Two new state-of-the-art computer labs are now housed in Woodson Hall under the auspices of the Department of English and Foreign Languages. The English Instructional Computer Classroom (EICC) and the English Writing Enhancement Lab (EWEL) are funded by a Title III grant written by Dr. Evelyn Wynn, interim dean of the College of Arts and Sciences.
“The replacement of the outdated writing lab and the establishment of the new Instructional Computer Classroom buttress the university’s commitment to providing students an unparalleled learning experience which is aligned with President Pogue’s strategic priorities,” said Dr. Wynn.
The English Instructional Computer Classroom (EICC), located in Woodson Hall, Rm. 232, provides a high-tech teaching space for English courses, particularly Freshman Composition 101 and 102 courses. The wireless teaching instructional classroom has 30 Dell Optiplex 790 Desktop systems with grammar/writing software, one black and white printer, a 55″ flat screen tv, smart board and lectern.
“We must find ways to address students’ writing needs by implementing innovative strategies such as blended learning in the EICC to improve students’ overall writing quality, especially freshmen students,” states Wynn.

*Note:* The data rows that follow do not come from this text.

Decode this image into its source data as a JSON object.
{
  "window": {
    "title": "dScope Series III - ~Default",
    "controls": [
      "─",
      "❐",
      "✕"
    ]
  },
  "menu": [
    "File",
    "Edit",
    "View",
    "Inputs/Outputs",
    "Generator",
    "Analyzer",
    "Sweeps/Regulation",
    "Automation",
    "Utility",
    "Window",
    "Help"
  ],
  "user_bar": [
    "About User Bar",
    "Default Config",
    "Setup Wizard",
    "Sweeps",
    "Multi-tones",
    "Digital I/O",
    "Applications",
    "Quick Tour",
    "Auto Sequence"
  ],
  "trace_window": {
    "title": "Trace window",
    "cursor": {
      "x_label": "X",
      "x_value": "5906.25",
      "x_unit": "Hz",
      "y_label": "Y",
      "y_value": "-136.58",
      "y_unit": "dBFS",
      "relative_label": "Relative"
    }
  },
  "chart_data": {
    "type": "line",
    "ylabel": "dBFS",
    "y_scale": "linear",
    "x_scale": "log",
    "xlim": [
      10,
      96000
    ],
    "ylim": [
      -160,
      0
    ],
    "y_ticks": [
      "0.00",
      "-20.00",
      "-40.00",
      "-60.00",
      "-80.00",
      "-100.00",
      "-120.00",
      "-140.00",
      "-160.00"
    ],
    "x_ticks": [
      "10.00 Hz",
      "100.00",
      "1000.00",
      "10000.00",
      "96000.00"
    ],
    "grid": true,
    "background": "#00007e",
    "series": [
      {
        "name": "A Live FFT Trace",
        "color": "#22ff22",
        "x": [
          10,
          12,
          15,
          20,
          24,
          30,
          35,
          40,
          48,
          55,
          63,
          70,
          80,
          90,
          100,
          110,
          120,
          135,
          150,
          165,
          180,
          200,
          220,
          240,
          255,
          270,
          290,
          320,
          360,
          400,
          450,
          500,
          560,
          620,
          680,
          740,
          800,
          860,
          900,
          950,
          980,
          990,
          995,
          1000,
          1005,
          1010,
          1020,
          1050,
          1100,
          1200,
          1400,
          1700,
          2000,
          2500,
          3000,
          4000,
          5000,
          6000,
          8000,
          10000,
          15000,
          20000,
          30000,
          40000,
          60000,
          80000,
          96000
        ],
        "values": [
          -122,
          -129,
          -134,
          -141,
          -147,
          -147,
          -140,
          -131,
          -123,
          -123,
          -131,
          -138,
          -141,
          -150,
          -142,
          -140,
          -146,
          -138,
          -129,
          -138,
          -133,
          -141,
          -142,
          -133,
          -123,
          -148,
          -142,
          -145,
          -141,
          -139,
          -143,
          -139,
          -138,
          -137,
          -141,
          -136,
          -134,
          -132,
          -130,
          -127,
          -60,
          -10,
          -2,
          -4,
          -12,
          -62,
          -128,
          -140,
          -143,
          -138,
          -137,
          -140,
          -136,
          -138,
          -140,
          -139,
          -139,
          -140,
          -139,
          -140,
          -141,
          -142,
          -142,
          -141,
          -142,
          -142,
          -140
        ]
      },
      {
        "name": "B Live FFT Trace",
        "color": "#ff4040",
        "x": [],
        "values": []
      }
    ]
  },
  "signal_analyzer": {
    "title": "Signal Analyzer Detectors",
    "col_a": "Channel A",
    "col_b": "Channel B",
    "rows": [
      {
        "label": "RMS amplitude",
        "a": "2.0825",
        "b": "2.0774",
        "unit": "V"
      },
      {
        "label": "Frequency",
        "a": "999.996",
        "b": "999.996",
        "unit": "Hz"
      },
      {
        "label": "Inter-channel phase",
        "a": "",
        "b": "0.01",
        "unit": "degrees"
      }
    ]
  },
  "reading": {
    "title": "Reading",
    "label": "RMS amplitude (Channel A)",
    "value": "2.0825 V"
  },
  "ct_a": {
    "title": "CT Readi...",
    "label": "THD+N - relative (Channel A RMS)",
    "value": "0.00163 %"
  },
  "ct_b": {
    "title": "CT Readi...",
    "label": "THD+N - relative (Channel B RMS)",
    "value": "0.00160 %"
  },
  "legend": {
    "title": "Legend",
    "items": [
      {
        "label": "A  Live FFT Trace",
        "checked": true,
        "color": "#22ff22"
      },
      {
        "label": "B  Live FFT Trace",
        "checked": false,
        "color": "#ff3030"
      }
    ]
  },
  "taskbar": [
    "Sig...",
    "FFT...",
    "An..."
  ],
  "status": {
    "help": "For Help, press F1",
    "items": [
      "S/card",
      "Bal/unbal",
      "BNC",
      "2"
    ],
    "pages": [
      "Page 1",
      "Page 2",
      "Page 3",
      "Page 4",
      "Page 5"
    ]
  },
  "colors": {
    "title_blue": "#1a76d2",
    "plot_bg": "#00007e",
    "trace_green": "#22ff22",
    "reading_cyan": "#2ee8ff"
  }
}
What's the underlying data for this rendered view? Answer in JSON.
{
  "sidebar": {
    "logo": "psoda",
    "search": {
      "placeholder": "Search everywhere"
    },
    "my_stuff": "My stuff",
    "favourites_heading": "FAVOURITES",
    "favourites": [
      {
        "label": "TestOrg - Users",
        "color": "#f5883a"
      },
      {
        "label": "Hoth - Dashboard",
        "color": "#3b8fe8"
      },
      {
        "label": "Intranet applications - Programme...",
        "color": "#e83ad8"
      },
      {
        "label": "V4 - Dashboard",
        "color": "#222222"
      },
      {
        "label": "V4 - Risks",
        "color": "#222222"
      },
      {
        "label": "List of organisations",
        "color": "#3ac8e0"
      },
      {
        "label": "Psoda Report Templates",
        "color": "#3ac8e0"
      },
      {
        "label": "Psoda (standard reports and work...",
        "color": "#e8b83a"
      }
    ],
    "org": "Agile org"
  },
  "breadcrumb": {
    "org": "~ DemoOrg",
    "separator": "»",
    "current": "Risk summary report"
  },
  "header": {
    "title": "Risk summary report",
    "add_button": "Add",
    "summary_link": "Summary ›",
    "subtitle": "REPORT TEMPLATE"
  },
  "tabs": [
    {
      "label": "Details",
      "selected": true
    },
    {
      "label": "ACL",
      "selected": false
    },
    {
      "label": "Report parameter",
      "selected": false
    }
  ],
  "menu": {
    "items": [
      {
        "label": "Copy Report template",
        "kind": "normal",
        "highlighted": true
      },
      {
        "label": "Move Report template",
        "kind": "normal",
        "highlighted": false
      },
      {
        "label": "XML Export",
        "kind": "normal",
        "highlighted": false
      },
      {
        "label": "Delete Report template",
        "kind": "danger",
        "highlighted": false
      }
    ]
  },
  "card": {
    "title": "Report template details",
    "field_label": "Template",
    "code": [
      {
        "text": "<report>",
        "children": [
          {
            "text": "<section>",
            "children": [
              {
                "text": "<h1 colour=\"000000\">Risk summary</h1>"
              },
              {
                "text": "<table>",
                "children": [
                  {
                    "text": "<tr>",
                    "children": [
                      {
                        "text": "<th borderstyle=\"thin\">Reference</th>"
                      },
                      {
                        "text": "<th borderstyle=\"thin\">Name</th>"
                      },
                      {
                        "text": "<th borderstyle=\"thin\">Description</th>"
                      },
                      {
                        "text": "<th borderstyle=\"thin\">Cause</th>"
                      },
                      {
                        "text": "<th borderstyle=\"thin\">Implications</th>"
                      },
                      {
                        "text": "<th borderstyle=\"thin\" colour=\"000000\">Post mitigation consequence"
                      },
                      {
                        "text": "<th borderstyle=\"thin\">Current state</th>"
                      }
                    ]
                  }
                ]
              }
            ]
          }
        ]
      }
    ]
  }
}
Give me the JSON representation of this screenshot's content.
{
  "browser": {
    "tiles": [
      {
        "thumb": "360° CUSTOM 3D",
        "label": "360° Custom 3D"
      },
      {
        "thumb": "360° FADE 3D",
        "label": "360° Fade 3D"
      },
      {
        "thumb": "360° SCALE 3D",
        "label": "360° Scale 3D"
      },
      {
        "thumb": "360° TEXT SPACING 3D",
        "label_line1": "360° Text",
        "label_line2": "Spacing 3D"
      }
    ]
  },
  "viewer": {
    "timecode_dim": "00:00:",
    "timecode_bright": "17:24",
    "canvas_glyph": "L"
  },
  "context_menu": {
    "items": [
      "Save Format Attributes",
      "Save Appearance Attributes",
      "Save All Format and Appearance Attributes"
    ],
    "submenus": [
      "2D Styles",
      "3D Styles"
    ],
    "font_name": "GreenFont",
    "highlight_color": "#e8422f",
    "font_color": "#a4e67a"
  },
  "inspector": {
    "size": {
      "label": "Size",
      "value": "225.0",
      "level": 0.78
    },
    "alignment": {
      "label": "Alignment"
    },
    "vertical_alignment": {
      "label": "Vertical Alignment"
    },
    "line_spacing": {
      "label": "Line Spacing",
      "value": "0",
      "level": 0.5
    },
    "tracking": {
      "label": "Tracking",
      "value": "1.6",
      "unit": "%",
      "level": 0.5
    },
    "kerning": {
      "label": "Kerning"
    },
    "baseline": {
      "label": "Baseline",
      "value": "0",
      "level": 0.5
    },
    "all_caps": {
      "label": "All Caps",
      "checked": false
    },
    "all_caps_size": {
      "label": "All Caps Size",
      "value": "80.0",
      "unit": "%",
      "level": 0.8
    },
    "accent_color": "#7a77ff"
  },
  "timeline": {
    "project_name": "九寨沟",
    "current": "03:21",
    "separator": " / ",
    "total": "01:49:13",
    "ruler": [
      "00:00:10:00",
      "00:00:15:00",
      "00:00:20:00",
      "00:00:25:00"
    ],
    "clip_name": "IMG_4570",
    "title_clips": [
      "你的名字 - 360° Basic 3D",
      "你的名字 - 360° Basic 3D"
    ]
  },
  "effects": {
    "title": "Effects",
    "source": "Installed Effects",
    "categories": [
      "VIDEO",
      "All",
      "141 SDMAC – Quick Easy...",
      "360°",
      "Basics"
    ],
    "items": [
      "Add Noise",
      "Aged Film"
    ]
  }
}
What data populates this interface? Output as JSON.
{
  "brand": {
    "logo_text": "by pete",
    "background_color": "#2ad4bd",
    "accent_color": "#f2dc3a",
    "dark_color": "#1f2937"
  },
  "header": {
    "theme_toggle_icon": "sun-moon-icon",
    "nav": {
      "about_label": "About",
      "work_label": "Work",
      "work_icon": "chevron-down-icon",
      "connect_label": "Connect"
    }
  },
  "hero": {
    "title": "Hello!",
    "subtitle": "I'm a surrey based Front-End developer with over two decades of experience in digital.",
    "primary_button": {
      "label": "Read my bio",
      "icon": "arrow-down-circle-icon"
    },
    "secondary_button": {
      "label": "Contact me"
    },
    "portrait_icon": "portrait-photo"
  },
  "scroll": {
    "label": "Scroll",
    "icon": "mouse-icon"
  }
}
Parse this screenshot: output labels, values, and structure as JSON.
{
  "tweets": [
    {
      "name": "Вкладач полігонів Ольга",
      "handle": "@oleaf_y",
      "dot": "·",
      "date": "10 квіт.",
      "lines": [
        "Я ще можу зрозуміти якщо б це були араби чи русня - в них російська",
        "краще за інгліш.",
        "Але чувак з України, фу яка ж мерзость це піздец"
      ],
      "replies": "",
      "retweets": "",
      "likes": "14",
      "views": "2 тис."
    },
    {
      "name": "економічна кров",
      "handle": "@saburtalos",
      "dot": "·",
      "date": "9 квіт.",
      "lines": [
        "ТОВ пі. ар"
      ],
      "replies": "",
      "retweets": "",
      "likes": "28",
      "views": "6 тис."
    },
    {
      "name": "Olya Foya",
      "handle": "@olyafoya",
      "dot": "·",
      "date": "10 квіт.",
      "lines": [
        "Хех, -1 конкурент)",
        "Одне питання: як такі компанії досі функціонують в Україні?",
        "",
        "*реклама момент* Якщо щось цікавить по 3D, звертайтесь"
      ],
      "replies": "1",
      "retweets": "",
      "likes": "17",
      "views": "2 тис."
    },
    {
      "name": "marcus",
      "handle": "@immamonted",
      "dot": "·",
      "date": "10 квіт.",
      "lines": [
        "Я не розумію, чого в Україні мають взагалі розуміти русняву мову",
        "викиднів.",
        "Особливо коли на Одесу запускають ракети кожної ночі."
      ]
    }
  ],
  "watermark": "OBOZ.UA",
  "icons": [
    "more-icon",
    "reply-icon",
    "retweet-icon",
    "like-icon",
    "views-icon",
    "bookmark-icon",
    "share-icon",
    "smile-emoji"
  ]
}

Dr. James Clawson, assistant professor of English, led the efforts in modifying Freshman Composition 101 and 102 course syllabi to include a blended learning base and other training sessions to implement blended learning in the classroom. English faculty, Dr. Charles Snodgrass, Dr. Beatrice McKinsey, Linda Ward, Bernie Evans, Darren Mathews and Dr. Clawson, are implementing blended learning in their courses their semester.
Jahi Gilkey, freshman from Atlanta, said, “The technology and classroom setup create an environment for students to be more successful.”
Just across the hall from the EICC is the Writing Enhancement Lab (EWEL) in Rm. 231. EWEL is designed to complement the EICC by providing support to students currently enrolled in all English courses. However, students throughout the university are also invited to seek assistance.
Ward, the EWEL coordinator, said “This is a very exciting time for GSU students. The Lab is fully equipped with the latest technology to assist students in grammar, sentence structure, MLA format, and essay writing; it is designed to encourage students to write!” The wireless Writing Enhancement lab houses 14 Dell Optiplex 790 desktops with grammar software, 2 HP printers, a 55″ flat screen tv, smart board and lectern.
“In addition to the regular tutorial sessions, mini-workshops presented by faculty volunteers from the English Department will be scheduled weekly,” Ward added.
For more information and a schedule of upcoming Writing Enhancement Lab events, please contact Linda Ward: firstname.lastname@example.org or 274-2352. Students can find more information about the Writing Lab and leave comments and questions on the new Writing Enhancement Lab blog-just click on the drop box under Academics on the GSU homepage, then click on Writing Lab.
The lab blog link can also be found under Current Students and the English Department. To make an appointment, students may drop by the Lab or surf the Lab’s new blog at http://gsunet/writinglab.